== Entries supplied

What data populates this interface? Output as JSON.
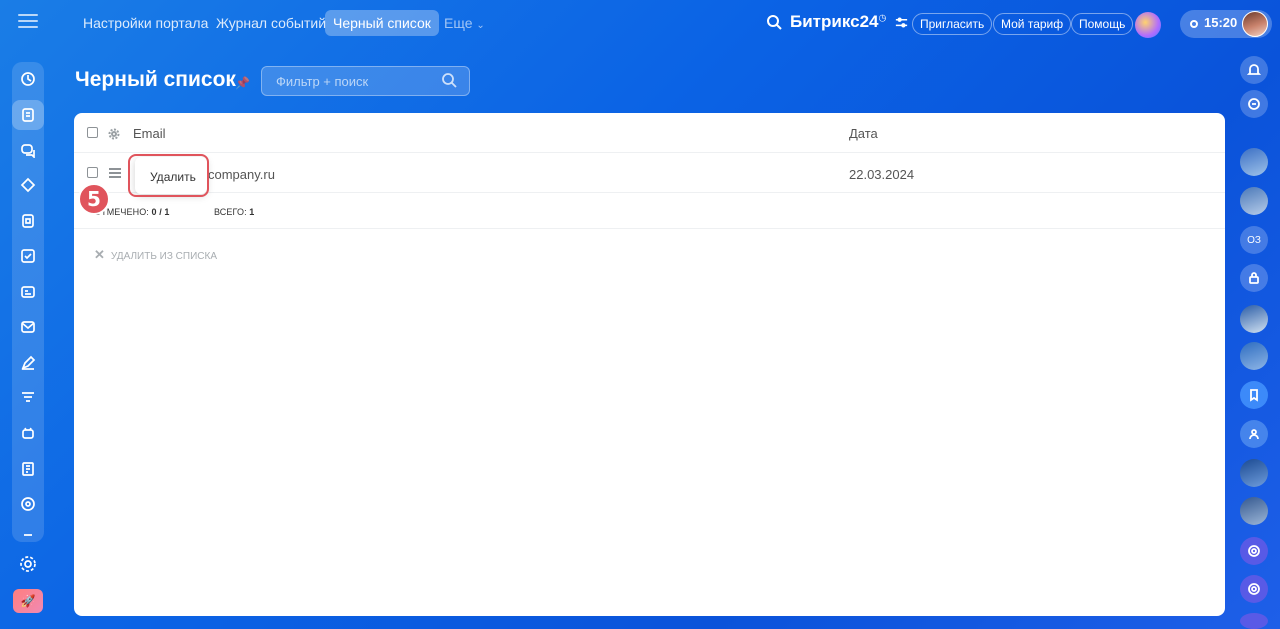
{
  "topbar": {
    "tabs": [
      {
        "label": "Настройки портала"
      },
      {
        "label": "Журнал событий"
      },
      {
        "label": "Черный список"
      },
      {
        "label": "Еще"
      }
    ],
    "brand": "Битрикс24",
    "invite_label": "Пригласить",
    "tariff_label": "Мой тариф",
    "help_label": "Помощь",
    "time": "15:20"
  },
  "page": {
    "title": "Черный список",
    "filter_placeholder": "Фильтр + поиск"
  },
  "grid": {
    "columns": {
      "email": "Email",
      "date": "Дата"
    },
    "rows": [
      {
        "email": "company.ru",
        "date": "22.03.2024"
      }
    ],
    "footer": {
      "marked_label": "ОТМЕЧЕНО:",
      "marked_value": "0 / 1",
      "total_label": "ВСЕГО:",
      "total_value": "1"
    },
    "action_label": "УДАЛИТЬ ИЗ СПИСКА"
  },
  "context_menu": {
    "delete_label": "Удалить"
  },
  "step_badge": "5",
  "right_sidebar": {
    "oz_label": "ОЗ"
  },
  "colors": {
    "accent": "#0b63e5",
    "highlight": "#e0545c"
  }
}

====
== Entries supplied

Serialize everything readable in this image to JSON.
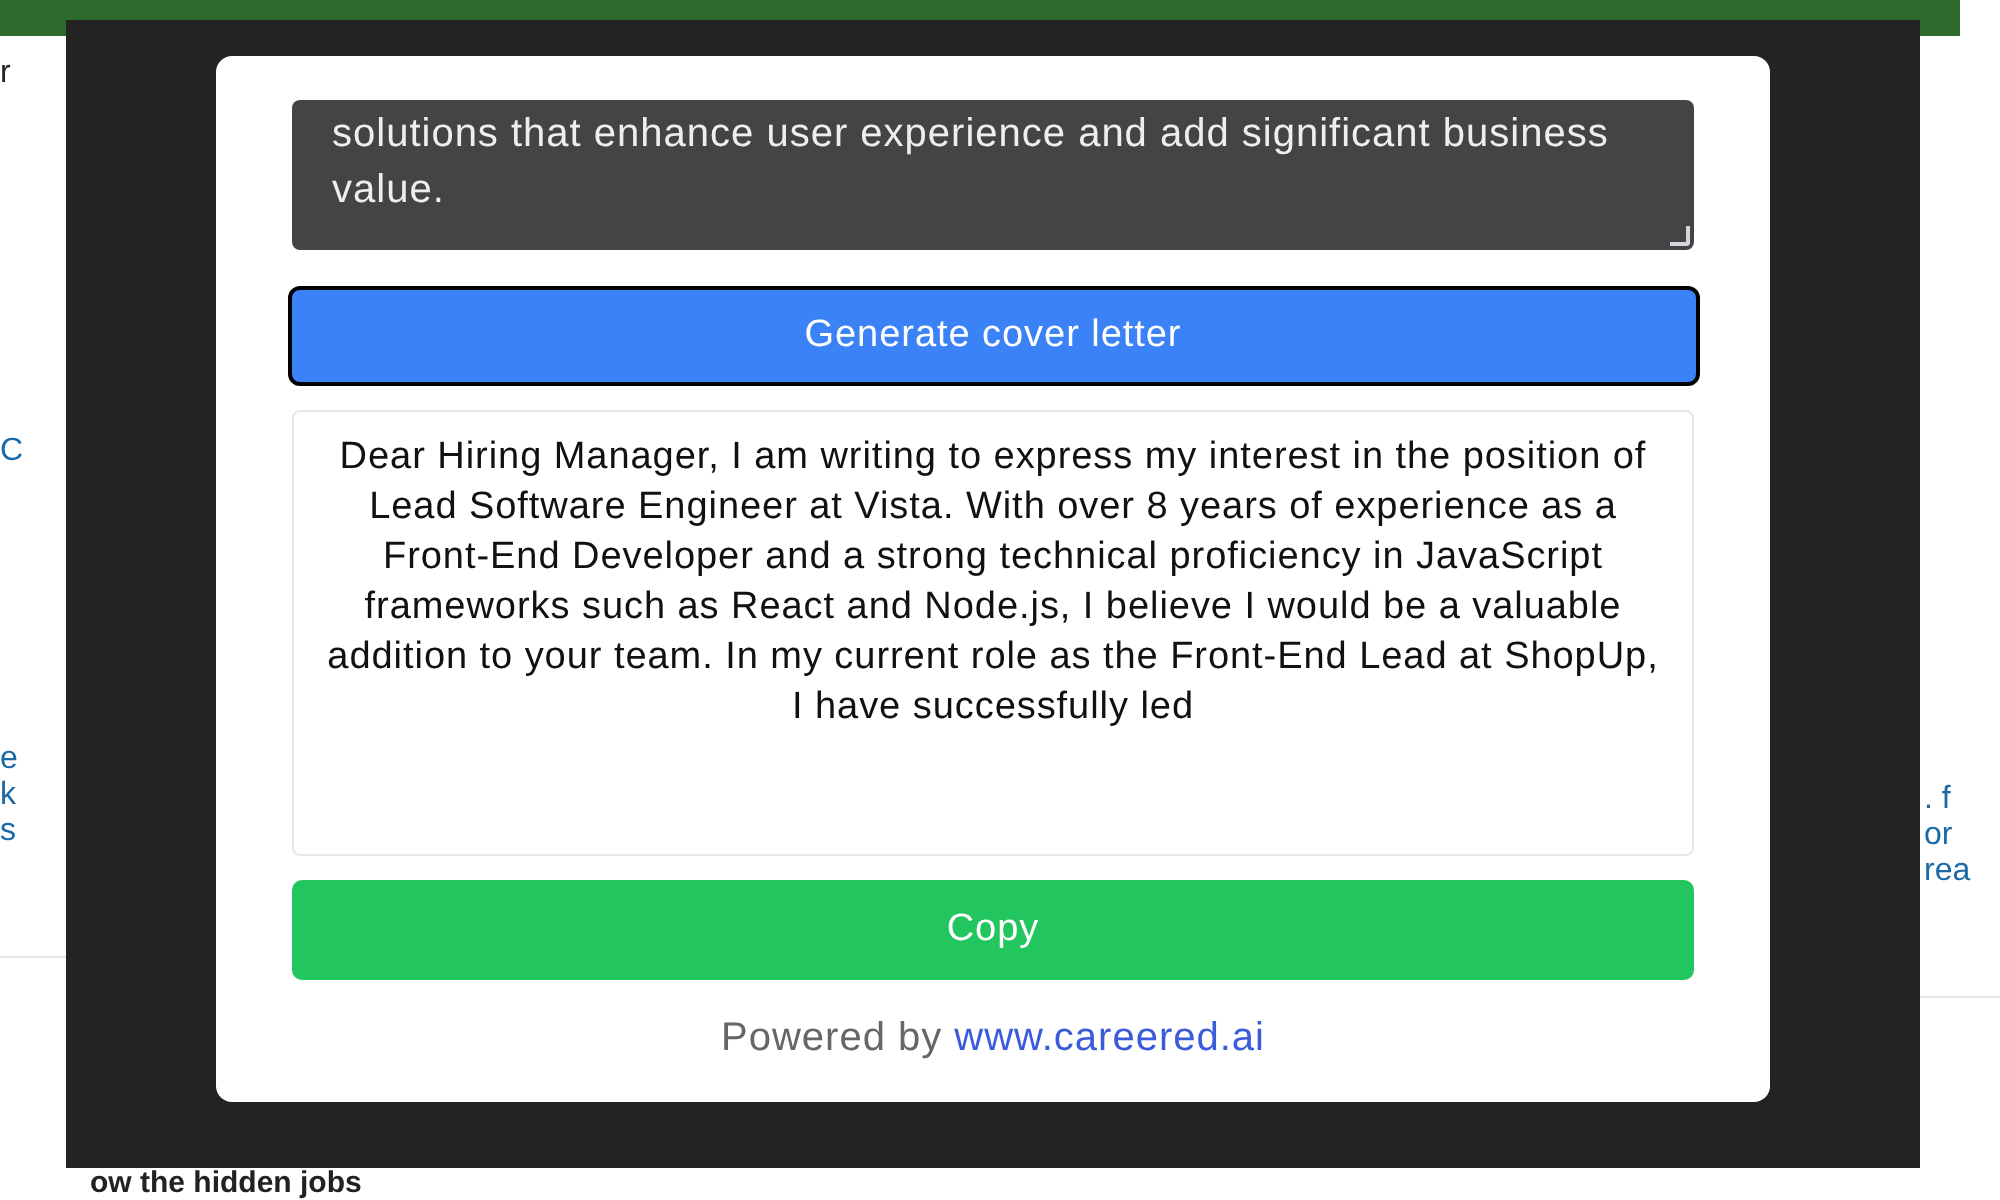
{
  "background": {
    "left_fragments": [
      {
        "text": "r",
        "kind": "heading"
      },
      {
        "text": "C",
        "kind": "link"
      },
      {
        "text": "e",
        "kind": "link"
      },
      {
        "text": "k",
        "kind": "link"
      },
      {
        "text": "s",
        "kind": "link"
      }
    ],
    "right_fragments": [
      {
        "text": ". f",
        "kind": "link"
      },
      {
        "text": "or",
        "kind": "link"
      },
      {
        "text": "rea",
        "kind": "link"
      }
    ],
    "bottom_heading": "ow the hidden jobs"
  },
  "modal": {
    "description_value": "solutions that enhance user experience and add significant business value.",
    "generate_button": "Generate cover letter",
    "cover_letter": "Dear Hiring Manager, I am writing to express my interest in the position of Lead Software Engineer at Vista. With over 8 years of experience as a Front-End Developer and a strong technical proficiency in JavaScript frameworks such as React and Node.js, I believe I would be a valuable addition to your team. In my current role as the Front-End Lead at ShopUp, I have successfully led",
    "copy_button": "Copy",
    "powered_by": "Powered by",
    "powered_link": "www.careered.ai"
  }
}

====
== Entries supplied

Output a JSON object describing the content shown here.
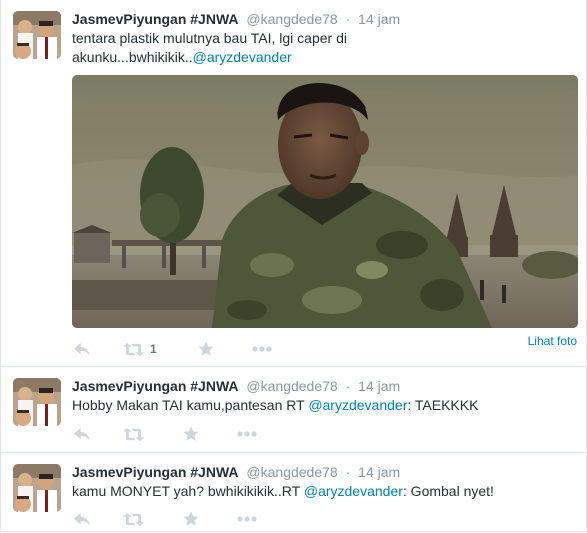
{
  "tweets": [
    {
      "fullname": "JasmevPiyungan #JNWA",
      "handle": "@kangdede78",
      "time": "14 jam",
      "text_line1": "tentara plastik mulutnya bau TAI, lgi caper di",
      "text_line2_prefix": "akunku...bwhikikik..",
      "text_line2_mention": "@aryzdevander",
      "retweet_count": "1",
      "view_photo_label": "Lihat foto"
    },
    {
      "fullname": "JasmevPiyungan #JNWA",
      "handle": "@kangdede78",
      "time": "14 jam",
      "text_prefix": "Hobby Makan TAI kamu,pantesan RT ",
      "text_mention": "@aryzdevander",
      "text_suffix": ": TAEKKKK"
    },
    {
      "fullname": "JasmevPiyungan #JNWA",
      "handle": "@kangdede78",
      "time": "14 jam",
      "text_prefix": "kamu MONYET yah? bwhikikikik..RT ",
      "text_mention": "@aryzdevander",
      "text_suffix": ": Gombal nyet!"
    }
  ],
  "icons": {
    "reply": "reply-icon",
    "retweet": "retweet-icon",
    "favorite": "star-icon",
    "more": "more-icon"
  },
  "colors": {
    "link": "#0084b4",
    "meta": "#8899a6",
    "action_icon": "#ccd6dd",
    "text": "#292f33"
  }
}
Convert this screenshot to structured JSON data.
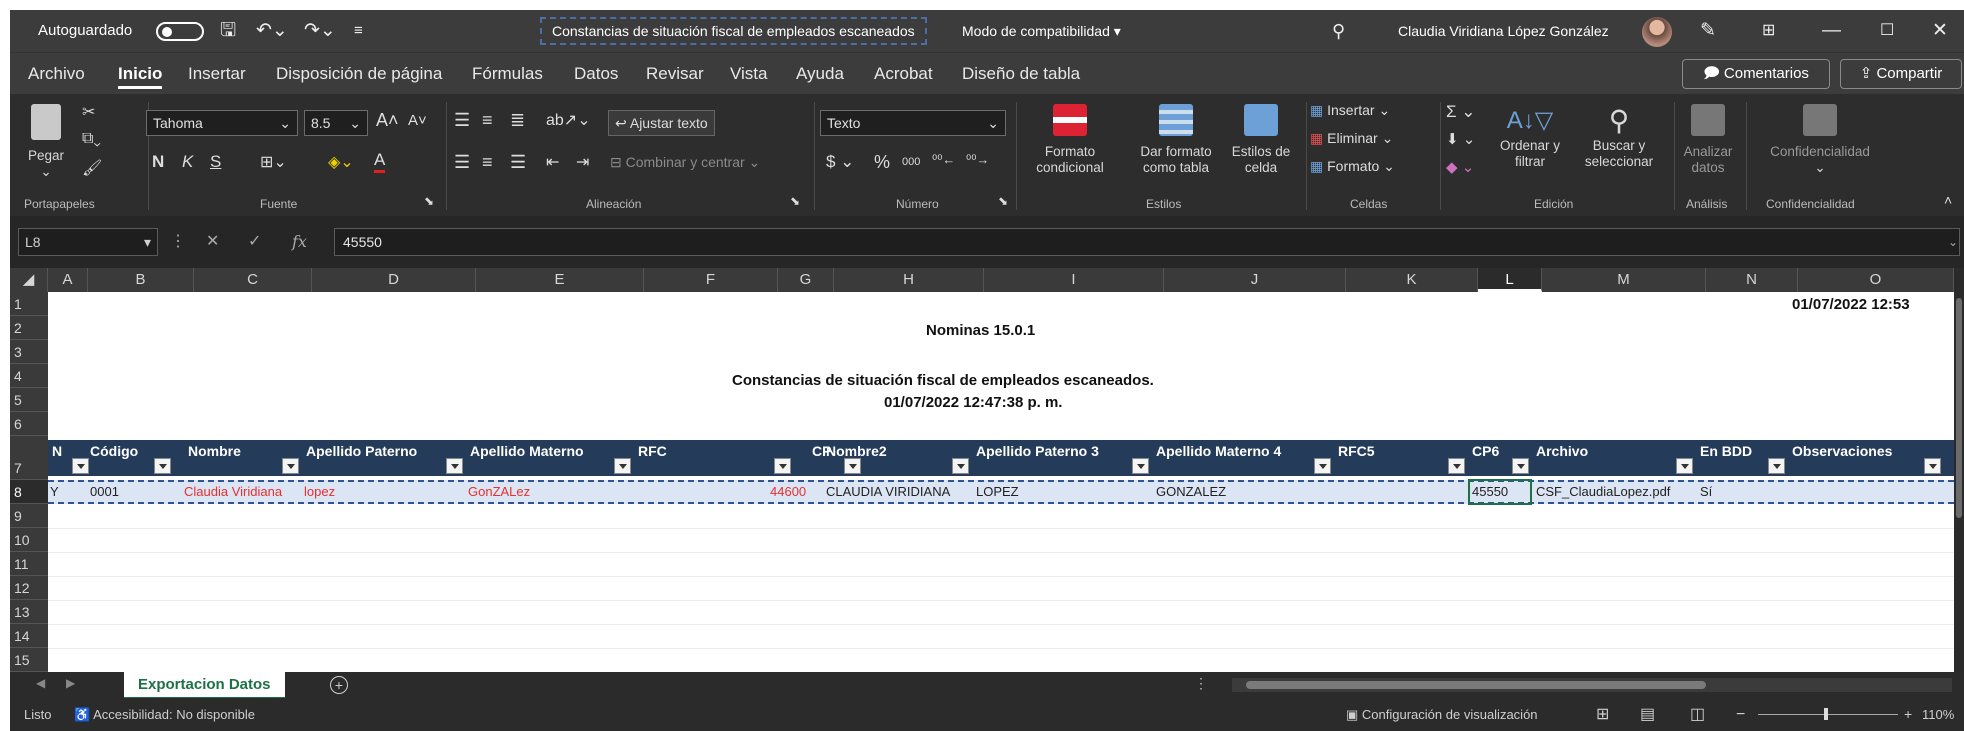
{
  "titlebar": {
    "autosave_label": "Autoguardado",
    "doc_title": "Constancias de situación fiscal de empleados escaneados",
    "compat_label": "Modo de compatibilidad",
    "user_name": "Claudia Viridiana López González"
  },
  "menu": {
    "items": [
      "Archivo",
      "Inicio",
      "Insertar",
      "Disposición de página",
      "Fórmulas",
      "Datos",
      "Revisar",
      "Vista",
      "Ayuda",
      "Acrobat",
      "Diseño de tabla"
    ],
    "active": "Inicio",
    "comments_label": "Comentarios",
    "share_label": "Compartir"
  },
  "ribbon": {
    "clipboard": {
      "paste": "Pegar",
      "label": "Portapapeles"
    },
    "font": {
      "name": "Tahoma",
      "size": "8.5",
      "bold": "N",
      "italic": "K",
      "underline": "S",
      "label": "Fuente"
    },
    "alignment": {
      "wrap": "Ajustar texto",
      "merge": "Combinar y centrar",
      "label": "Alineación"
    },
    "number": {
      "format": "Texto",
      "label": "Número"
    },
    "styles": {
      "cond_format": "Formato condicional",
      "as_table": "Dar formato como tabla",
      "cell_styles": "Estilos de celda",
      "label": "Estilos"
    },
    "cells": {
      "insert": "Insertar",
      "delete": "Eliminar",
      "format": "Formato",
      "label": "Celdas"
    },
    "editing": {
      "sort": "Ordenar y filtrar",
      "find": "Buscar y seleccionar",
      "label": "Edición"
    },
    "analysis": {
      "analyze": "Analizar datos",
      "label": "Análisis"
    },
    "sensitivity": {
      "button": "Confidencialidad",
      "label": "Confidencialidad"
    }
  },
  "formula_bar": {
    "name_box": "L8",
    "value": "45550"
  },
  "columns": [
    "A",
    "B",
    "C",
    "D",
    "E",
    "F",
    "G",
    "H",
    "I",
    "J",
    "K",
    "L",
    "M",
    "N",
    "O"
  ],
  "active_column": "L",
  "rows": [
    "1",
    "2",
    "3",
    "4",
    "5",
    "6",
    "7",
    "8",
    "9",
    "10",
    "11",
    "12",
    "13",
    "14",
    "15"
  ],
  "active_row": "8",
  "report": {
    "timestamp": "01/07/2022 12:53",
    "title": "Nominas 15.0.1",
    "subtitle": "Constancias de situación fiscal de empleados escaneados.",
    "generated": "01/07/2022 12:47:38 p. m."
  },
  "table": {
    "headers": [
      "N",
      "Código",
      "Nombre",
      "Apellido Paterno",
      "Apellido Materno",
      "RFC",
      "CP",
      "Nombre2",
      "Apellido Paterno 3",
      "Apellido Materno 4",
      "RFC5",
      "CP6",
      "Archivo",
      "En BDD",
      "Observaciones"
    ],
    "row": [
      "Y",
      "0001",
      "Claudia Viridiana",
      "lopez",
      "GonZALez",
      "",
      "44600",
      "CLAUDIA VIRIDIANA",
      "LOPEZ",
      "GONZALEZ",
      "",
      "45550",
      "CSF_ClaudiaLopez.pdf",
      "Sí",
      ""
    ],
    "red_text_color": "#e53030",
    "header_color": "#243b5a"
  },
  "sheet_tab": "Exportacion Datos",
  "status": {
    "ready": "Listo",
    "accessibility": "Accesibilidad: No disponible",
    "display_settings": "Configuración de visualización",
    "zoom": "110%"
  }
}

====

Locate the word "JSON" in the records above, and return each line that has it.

What data populates this interface? Output as JSON.
Serialize everything readable in this image to JSON.
Output a JSON object describing the content shown here.
Convert this screenshot to structured JSON data.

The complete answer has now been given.